Task to complete:
Within the data below, count the lines that include "legend" and give only the count.

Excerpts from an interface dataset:
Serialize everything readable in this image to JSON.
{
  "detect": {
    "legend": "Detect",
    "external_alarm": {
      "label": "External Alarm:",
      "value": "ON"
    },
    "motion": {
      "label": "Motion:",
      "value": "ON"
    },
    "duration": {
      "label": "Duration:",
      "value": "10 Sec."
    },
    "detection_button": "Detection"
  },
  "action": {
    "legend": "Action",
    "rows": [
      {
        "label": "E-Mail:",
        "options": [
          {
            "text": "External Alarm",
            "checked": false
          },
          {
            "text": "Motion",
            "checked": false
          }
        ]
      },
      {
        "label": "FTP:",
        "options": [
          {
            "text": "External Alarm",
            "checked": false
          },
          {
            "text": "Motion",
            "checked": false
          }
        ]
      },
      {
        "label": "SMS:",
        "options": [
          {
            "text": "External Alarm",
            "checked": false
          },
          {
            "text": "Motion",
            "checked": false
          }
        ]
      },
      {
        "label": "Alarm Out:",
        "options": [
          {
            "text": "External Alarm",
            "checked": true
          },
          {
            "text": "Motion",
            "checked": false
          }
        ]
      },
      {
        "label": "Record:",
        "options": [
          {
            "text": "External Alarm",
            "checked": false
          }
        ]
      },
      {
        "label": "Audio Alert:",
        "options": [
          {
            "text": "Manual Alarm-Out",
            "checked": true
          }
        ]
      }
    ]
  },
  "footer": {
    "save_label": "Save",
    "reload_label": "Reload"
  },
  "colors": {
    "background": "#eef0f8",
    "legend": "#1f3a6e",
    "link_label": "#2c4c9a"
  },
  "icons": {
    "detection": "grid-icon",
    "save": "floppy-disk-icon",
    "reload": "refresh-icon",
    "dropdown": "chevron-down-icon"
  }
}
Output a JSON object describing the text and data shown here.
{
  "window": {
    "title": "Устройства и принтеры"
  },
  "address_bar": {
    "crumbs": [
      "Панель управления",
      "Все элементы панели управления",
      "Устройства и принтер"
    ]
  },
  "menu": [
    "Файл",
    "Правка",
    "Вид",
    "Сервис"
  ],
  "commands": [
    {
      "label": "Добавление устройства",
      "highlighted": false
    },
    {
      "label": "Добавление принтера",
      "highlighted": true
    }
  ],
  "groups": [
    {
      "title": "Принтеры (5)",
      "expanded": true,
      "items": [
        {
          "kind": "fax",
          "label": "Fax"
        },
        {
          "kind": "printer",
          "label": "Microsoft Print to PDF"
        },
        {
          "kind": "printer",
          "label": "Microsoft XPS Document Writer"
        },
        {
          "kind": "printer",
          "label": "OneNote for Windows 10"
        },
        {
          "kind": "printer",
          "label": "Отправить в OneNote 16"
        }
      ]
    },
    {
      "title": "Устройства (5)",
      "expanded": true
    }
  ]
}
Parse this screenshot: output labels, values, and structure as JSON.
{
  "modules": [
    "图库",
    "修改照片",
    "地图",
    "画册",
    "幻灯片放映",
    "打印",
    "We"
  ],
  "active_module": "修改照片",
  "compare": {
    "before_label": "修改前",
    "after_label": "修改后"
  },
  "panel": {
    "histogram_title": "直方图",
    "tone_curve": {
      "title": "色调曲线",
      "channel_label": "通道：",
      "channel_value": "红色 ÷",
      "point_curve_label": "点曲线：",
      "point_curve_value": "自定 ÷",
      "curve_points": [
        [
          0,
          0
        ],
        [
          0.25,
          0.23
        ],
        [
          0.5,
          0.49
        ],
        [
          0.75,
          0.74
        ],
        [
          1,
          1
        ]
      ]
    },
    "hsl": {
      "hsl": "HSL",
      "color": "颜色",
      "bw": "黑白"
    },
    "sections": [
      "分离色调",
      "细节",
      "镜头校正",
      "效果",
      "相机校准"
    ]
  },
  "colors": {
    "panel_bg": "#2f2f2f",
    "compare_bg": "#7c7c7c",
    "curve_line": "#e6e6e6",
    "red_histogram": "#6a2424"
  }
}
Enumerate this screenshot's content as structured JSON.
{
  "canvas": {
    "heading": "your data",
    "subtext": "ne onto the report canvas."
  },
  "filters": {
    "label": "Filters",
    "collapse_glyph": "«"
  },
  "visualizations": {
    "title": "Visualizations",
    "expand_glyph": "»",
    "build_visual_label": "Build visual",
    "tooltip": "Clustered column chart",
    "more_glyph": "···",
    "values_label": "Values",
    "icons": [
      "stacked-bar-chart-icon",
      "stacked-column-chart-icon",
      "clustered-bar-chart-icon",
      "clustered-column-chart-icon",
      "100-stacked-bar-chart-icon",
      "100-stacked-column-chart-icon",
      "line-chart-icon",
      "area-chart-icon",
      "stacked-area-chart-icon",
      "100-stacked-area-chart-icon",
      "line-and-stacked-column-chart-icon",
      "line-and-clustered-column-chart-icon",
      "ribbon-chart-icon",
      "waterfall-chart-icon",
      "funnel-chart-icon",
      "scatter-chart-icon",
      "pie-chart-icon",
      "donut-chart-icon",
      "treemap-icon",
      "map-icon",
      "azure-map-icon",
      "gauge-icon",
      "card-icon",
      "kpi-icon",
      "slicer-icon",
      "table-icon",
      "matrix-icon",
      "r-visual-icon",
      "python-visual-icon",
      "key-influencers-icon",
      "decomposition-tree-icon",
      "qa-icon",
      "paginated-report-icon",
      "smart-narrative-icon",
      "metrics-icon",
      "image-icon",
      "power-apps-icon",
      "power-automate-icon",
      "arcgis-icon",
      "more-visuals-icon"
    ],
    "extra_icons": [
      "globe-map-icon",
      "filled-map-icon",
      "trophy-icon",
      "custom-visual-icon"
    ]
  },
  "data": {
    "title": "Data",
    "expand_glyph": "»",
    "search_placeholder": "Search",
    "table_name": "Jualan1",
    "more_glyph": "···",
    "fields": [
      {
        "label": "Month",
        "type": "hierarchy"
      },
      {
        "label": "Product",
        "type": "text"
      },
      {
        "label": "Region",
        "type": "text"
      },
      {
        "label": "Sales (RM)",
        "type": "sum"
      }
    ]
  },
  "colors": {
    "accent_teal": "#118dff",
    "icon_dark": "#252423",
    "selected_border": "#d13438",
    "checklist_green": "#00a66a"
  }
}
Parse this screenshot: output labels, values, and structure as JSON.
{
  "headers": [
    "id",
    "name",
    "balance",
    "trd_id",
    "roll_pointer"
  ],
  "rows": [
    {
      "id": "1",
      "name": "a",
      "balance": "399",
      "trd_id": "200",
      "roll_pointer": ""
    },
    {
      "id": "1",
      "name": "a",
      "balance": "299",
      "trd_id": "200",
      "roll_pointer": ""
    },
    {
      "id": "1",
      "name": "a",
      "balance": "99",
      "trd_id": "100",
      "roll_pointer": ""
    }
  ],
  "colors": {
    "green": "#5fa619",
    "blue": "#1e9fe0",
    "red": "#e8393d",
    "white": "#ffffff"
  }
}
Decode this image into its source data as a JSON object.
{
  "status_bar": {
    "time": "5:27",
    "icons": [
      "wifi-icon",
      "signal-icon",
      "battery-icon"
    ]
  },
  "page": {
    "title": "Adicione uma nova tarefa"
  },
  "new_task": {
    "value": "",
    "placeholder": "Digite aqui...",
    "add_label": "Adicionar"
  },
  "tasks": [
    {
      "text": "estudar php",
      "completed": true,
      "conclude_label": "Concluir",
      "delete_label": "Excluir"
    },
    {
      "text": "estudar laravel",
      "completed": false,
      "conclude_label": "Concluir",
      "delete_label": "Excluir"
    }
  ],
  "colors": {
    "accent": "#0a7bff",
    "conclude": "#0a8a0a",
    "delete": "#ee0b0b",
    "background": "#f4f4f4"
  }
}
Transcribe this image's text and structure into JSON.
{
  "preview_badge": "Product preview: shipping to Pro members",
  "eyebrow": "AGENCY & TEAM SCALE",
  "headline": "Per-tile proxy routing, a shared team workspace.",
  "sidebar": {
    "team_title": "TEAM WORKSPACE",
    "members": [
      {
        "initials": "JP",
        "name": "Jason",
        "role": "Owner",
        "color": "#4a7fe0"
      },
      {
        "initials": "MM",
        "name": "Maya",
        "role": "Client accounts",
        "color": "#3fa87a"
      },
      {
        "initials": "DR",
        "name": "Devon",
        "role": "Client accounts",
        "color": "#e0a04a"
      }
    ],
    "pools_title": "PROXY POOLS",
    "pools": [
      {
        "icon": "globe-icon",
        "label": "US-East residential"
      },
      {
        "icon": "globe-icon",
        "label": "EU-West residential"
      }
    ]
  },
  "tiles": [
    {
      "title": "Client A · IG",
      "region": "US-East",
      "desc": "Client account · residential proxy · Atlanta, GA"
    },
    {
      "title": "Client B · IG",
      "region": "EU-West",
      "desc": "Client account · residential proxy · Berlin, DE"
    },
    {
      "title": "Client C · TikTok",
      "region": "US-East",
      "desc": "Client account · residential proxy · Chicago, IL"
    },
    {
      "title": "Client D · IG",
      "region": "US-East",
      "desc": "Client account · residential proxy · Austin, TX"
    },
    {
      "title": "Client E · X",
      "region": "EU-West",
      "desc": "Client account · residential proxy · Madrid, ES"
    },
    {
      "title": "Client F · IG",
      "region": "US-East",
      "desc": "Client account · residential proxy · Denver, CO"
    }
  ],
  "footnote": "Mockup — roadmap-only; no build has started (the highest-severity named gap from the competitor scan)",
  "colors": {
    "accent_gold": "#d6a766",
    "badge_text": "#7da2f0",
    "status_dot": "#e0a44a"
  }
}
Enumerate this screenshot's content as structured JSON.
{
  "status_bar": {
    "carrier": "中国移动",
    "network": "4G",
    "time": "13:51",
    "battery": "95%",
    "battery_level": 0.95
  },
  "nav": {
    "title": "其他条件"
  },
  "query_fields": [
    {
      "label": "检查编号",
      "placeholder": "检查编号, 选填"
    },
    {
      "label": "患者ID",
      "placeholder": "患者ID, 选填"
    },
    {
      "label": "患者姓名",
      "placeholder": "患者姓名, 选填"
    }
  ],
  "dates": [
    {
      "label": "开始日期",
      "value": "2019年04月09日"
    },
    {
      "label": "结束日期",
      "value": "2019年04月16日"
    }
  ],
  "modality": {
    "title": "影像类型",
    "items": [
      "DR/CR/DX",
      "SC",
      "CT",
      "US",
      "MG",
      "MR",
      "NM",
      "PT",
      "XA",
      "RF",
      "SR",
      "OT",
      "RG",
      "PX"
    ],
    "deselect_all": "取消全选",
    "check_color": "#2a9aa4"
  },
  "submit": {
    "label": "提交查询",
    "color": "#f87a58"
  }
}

Output of the exercise:
3